HyperChange founder and CEO, Galileo Russell explains to Yahoo Finance why he thinks Tesla is should not sell itself to another company.
Jennifer Bailey, vice-president of Apple Pay, speaks about the Apple Card at the Steve Jobs Theater during an event to announce new products in Cupertino, California. Photograph: Tony Avelar/APApple’s flashy branded credit card comes with all the sleek, designer chic customers have come to expect from the iPhone company. Just don’t put it in your wallet.The company has warned cardholders they’ll have to take special care of the new credit card, which started its US rollout this month. Leather wallets, loose change and Levi’s jeans pose a danger, for instance. Nor should the Apple Card come into contact with other credit cards for fear of scratching the titanium card’s minimalist finish.Apple issued special instructions this week: keep away from “hard surfaces or materials”. Your leather wallet or jeans pocket “might cause permanent discoloration”. Don’t let it touch another credit card or “potentially abrasive objects” like coins or keys.The news triggered plenty of jokes online, with people offering suggestions for Apple, such as making a knitted cosy for the card or hanging the card in a “floating glass frame in a dimly lit, year round 70 degree, humidity controlled location. No flash photography please.”> "Don’t put the Apple Card in your wallet. Hang in a floating glass frame in a dimly lit, year round 70 degree, humidity controlled location. No flash photography please." https://t.co/HQXceki4Qf> > — Mac Cormier (@maccormier) August 21, 2019> Apple is definitely launching these LMAO AppleCard pic.twitter.com/6KlDOVpWuS> > — E L Z E 🇳🇬 (@LexMoniyi) August 22, 2019There’s also a two-step cleaning process for the titanium card, which comes adorned only with the holder’s laser-etched name and Apple’s logo, that involves microfiber cloths and isopropyl alcohol. A list of inappropriate cleaners includes window or household cleaners, compressed air and aerosol sprays.The Apple Card is designed primarily to be used virtually, through the iPhone, though the company is offering a physical card for use in stores that don’t accept mobile payments. Customers typically get 2% cash back when using Apple’s app to pay.“Apple Card completely rethinks everything about the credit card. It represents all the things Apple stands for. Like simplicity, transparency, and privacy,” as the company said when the card was launched. Just don’t put it in your pocket.Associated Press contributed to this story
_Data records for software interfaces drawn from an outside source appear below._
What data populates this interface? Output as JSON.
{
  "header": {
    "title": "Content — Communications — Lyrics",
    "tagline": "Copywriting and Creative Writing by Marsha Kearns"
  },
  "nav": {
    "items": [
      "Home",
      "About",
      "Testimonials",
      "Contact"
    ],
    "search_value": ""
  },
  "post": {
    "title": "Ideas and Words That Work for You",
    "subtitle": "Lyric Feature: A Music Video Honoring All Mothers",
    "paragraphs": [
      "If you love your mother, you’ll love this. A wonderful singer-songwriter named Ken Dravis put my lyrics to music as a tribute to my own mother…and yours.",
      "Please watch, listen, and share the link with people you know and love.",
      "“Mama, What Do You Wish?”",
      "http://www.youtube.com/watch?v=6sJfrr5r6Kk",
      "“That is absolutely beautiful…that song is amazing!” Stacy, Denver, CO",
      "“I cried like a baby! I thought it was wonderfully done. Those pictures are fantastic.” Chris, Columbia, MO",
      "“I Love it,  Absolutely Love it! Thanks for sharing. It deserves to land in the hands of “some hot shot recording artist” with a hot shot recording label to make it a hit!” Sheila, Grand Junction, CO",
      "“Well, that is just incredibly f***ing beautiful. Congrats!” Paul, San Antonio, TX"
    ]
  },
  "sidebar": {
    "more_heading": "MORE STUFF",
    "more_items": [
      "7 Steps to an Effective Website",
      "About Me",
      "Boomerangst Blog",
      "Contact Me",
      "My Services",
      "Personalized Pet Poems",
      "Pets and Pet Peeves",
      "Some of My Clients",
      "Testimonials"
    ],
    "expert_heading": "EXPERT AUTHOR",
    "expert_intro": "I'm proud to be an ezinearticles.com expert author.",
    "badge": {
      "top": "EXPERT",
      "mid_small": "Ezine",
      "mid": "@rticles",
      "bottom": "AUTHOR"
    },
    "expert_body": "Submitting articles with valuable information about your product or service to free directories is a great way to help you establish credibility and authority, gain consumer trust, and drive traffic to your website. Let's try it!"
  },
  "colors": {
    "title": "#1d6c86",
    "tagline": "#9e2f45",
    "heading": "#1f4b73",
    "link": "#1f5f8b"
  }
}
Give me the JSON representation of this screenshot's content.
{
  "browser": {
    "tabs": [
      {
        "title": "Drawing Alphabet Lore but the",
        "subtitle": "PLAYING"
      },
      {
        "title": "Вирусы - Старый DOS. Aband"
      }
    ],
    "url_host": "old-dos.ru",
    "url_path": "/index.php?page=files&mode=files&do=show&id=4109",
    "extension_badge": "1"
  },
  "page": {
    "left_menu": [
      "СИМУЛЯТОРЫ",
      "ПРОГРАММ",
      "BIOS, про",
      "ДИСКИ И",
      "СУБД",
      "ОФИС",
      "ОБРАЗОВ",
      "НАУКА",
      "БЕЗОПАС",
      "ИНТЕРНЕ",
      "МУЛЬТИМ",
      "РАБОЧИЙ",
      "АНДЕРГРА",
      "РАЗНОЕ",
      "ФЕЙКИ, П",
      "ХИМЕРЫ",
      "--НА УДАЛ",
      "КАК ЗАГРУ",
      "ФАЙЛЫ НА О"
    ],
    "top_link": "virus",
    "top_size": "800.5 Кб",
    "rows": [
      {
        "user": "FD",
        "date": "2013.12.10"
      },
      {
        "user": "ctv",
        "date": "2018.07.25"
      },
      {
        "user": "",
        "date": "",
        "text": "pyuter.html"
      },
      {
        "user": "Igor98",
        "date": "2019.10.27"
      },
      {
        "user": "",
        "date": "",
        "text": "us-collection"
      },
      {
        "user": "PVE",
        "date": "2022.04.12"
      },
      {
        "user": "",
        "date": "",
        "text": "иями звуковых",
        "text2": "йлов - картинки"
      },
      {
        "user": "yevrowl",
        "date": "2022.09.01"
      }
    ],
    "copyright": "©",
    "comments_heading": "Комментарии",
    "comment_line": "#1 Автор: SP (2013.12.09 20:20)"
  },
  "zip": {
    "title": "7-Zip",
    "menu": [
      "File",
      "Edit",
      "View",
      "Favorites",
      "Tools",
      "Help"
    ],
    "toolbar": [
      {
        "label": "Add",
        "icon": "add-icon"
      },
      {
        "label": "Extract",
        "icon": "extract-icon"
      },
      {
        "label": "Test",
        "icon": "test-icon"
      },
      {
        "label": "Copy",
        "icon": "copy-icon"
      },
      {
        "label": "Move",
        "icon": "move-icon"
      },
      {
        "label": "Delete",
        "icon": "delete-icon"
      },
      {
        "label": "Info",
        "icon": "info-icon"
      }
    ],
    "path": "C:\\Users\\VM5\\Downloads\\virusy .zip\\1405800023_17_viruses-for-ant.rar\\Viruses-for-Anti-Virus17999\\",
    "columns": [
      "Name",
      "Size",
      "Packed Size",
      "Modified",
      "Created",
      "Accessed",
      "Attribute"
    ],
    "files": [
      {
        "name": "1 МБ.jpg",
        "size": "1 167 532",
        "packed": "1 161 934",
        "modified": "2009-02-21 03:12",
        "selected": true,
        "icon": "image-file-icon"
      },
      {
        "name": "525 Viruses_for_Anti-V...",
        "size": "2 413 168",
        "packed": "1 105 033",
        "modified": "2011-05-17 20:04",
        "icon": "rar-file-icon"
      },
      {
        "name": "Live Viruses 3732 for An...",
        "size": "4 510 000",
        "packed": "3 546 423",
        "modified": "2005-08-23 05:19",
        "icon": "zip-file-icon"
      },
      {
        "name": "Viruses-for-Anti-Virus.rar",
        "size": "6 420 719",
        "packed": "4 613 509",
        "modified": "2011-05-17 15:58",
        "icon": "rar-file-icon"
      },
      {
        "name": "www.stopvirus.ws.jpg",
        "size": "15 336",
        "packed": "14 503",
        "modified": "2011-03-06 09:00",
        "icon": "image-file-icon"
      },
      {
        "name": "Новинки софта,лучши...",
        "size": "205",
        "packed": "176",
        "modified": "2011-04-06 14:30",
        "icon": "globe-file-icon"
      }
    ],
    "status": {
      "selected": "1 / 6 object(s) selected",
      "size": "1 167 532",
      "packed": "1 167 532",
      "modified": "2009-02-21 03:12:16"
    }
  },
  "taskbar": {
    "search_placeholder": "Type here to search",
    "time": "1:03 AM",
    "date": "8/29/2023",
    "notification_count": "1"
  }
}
A Yahoo Finance investigation reveals a lobbying campaign on behalf of big tech to stop data privacy bills this year in at least 13 states.
Aug.23 -- Gene Munster, Loup Ventures managing partner, and Bloomberg's Ian King discuss the impact of the escalating China-U.S. trade war on the tech industry. They speak with Bloomberg's Emily Chang on "Bloomberg Technology."